This is my general conclusion about Pamela Geller and the American Freedom Defense Initiative, whose "Draw a Cartoon of Muhammad" event in Garland, Texas was crashed by two armed Muslims. The event had high security -- no one was in any doubt of the risk they were taking -- so when the two men came in, brandishing assault rifles, they were immediately shot and killed by the armed guards hired to protect attendees.
The comparisons to the Charlie Hebdo massacre started to fly. Geller, who organized the event, was vocal in her claim that the whole thing had to do with free speech. "There is a problem in Islam, as illustrated last night, and anyone that addresses it gets attacked in this same way," Geller said. "The Islamic jihadis are determined to suppress our freedom of speech violently."
Which is certainly true, on some level. I don't want anyone to misunderstand me; I still think that Islam is factually wrong, and has a lot to answer for in terms of human rights offenses, suppression of women, and encouraging extremism and fanaticism. But Geller's case began to look a little different when it was revealed that she isn't just a free speech advocate, she's a conspiracy theorist who thinks there's some kind of huge plot to institute Shari'a law in the United States, and that there are Muslims everywhere, influencing every level of government.
Hell, she even thinks that conservative activist Grover Norquist is a "dangerous Islamic infiltrator."
[image courtesy of the Wikimedia Commons]
And, of course, she got her wish. So this isn't some sort of victory for free speech; it's a fanatic on one side pissing off two fanatics on the other side, which hardly constitutes a win for either ideology.
As far as the parallels to Charlie Hebdo, there are some similarities. In both cases, we had people who knew full well what the reaction by devout Muslims would be. The difference, though, seems to be that the cartoonists at Charlie Hebdo lampooned other religions as well -- the Catholics and Jews got equal time in their magazine -- whereas Geller's event was specifically targeted at Islam. The fact that the intent in Garland was to provoke a response is evident from the armed guards, who turned the attack into something more like suicide by cop.
So let me make this clear. We do have the right to free speech in the United States. Geller, and the cartoonists who participated, had the right to do what they did. But having a right to do something doesn't mean that you have the right to expect that there be no consequences no matter what you say. I might have the right to say that a guy I know is an illiterate, ugly ignoramus, but I don't have the right to act all surprised if he responds in kind.
And more importantly, having the right to do something doesn't make it the right thing to do.
As far as Geller's claim that she was just trying to point out how crazy the Islamic extremists are, I only have one question: didn't we already know that? No one who has picked up a newspaper in the past ten years had any doubt on that point.
There's a difference between criticism and deliberate provocation. By all means criticize; pointing out the flaws in an ideology is crucial in getting people unstuck from erroneous ways of thinking. (And as I said before, there is a lot about Islam to criticize.) But you can do that and remain respectful of people. It doesn't mean there won't be times people will lash out at you; it doesn't mean you won't sometimes offend.

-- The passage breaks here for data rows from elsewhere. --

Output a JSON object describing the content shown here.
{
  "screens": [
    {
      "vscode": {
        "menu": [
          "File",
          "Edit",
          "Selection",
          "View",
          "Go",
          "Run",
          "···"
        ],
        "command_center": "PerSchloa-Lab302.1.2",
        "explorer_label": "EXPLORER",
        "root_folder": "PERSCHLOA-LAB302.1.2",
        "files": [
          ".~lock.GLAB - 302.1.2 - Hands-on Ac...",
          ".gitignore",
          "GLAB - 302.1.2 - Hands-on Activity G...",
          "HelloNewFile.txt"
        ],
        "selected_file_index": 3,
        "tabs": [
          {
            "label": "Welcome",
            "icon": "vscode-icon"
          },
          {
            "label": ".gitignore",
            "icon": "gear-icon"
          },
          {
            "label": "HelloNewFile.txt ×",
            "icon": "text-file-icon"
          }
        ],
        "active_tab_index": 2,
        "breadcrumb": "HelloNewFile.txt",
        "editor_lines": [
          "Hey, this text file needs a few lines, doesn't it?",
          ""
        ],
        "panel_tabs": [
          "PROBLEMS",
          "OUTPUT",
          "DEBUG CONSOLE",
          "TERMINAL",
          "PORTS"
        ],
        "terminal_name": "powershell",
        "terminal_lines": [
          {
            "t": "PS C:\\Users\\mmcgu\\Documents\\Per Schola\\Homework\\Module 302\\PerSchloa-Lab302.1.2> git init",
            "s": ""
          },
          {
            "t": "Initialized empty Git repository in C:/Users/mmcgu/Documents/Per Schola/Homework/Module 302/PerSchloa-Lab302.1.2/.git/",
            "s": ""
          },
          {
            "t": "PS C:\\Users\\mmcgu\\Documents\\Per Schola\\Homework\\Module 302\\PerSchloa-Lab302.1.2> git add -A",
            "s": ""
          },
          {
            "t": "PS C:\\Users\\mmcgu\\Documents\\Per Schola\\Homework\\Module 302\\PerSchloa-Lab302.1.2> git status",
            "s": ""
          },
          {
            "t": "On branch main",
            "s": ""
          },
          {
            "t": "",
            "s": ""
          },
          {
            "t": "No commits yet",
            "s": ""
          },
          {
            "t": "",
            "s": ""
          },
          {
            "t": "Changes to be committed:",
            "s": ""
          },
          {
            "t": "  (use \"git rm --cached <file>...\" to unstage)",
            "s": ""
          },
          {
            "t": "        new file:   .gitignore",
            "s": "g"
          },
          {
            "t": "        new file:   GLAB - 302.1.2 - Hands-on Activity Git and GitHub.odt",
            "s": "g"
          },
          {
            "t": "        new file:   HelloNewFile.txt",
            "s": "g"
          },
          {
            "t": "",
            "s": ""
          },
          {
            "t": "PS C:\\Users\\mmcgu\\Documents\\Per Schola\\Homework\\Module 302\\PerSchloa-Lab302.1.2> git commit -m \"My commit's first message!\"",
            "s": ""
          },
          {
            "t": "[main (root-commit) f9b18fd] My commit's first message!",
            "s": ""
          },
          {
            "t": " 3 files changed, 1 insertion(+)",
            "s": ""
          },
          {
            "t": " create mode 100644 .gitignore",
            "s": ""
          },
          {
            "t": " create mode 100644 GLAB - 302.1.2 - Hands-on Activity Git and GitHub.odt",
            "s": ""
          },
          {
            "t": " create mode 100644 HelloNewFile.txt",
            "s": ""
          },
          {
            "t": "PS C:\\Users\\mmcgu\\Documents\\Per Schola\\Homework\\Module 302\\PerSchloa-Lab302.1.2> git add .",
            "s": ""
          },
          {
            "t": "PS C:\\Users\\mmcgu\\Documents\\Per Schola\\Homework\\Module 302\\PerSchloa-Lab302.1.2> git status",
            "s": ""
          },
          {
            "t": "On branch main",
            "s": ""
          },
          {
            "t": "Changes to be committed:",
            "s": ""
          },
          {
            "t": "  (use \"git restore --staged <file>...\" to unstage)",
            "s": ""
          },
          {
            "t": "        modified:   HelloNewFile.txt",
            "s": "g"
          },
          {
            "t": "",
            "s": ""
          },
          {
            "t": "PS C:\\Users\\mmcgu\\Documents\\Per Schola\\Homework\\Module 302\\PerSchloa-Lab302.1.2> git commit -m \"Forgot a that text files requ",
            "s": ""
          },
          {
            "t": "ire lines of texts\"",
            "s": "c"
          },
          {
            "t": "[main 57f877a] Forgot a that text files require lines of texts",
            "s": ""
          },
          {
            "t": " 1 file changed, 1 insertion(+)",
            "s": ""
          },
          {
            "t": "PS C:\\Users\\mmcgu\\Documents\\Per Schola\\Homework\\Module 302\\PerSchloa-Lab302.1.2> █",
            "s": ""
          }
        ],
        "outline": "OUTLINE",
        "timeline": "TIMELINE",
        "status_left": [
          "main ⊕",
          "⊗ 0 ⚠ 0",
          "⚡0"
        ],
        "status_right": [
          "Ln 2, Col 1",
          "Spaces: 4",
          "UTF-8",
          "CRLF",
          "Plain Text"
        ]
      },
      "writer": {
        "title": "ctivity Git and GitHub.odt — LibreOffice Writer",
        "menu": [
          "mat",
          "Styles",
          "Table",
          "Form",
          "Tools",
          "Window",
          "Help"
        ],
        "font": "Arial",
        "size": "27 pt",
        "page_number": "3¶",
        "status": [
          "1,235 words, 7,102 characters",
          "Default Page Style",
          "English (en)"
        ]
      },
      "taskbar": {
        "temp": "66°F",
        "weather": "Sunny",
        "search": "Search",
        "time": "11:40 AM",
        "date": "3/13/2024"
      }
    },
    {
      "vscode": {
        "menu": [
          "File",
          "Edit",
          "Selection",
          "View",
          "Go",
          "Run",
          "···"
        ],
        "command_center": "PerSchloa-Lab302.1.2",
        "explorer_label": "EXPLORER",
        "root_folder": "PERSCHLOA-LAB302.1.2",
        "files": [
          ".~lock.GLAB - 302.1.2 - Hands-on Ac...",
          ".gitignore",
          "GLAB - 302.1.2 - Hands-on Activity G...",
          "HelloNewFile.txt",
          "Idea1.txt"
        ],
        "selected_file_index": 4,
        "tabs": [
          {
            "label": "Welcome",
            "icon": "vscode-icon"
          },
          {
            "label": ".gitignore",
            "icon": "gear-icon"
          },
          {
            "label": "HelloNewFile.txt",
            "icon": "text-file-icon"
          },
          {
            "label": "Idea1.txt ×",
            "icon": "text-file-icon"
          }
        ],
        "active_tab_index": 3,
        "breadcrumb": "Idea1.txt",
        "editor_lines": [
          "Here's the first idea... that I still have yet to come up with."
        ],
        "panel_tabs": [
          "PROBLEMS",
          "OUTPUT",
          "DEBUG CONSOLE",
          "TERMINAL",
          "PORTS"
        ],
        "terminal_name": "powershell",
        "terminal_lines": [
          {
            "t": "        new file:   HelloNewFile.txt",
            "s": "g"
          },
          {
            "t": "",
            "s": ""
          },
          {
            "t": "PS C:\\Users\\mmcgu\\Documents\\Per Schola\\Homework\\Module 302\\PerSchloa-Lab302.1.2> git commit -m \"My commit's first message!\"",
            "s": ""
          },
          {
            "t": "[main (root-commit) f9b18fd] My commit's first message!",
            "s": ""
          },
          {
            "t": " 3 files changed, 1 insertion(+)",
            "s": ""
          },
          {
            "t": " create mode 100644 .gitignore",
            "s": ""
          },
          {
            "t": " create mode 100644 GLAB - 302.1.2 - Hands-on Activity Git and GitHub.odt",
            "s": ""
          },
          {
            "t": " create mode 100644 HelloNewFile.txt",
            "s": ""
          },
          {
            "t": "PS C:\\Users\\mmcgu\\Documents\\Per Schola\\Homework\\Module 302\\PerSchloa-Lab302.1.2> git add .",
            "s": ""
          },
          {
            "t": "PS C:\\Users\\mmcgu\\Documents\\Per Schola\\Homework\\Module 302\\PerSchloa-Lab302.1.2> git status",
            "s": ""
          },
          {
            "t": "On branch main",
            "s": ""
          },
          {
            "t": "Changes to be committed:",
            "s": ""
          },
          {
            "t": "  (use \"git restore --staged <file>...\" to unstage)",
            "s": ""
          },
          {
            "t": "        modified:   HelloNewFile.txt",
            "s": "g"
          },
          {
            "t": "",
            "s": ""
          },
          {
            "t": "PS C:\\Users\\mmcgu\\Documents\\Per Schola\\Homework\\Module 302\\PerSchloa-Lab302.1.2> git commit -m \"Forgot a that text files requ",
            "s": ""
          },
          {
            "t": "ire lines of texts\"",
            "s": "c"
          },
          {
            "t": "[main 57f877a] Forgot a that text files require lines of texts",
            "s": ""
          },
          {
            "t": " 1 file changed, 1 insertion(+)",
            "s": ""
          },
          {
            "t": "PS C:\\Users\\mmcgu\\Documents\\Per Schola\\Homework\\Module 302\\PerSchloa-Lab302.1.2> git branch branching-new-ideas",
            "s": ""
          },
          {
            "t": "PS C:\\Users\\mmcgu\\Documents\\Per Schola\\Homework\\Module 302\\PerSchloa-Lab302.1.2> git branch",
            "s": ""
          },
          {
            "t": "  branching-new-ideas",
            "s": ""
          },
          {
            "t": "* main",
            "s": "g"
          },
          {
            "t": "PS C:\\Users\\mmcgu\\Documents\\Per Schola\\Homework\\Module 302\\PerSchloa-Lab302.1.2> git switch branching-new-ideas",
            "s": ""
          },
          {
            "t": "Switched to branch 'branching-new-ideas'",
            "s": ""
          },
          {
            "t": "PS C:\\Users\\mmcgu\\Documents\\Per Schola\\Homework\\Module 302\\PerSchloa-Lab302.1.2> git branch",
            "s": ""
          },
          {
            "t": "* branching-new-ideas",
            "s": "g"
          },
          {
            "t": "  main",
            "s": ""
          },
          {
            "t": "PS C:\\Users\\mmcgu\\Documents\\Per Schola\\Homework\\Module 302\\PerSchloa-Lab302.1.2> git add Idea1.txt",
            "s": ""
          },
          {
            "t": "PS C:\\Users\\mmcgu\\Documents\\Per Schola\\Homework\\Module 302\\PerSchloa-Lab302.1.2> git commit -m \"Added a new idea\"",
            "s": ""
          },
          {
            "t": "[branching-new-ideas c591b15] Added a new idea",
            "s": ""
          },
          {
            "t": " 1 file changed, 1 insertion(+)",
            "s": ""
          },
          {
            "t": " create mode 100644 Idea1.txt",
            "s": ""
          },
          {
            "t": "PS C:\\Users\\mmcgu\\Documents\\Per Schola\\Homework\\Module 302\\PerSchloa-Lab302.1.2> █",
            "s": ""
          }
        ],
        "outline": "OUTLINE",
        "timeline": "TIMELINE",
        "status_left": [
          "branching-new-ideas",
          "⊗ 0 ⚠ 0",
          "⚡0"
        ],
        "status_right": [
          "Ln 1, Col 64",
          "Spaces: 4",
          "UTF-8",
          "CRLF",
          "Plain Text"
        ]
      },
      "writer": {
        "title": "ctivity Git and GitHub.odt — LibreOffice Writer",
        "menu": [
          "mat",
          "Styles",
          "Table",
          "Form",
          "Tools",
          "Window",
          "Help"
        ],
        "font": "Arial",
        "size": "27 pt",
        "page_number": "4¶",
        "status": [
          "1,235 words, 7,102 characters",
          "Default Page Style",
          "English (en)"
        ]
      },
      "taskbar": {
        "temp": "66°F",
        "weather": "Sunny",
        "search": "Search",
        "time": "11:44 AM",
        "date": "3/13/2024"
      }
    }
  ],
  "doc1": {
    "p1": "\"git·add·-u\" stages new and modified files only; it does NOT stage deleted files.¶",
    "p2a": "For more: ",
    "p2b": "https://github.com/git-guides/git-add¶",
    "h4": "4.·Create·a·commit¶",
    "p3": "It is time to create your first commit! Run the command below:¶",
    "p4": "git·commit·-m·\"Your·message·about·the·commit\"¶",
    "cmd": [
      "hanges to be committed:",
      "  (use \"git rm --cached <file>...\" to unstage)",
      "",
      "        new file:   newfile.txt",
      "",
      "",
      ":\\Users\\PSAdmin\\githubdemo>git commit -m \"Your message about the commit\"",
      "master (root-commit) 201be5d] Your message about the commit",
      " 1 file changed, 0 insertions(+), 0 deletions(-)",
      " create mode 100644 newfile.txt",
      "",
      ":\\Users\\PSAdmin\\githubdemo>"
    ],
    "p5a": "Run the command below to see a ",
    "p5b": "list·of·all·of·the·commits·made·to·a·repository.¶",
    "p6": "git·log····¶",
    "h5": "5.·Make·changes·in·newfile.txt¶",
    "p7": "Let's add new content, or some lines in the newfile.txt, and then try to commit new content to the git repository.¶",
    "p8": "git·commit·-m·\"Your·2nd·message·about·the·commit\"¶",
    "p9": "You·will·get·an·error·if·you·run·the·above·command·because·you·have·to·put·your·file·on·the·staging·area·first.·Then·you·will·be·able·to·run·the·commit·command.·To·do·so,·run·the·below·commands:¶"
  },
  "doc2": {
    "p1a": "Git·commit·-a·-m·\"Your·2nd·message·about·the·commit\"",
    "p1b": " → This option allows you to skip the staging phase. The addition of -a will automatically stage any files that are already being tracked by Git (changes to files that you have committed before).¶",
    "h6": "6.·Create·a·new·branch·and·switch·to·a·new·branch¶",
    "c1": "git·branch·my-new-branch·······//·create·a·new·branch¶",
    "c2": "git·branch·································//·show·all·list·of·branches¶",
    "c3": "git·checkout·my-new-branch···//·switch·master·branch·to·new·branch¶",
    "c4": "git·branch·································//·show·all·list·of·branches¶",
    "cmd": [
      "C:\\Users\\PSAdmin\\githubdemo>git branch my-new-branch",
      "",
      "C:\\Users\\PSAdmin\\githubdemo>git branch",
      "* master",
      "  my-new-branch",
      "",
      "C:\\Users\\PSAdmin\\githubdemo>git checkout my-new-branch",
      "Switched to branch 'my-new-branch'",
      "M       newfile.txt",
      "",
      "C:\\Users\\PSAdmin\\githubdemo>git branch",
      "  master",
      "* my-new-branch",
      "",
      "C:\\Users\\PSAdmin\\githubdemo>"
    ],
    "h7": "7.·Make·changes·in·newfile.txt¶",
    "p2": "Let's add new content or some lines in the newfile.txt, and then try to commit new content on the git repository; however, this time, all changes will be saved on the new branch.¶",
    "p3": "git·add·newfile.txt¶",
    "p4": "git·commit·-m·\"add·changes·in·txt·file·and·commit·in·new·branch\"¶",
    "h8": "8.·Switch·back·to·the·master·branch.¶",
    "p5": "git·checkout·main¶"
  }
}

But it does leave you on a moral high ground that Geller and Charlie Hebdo have abandoned. They want to have it both ways -- to set out to be offensive, and then to be offended themselves when their targets retaliate.
And in the end, all they proved was that being an asshole sometimes results in getting people killed.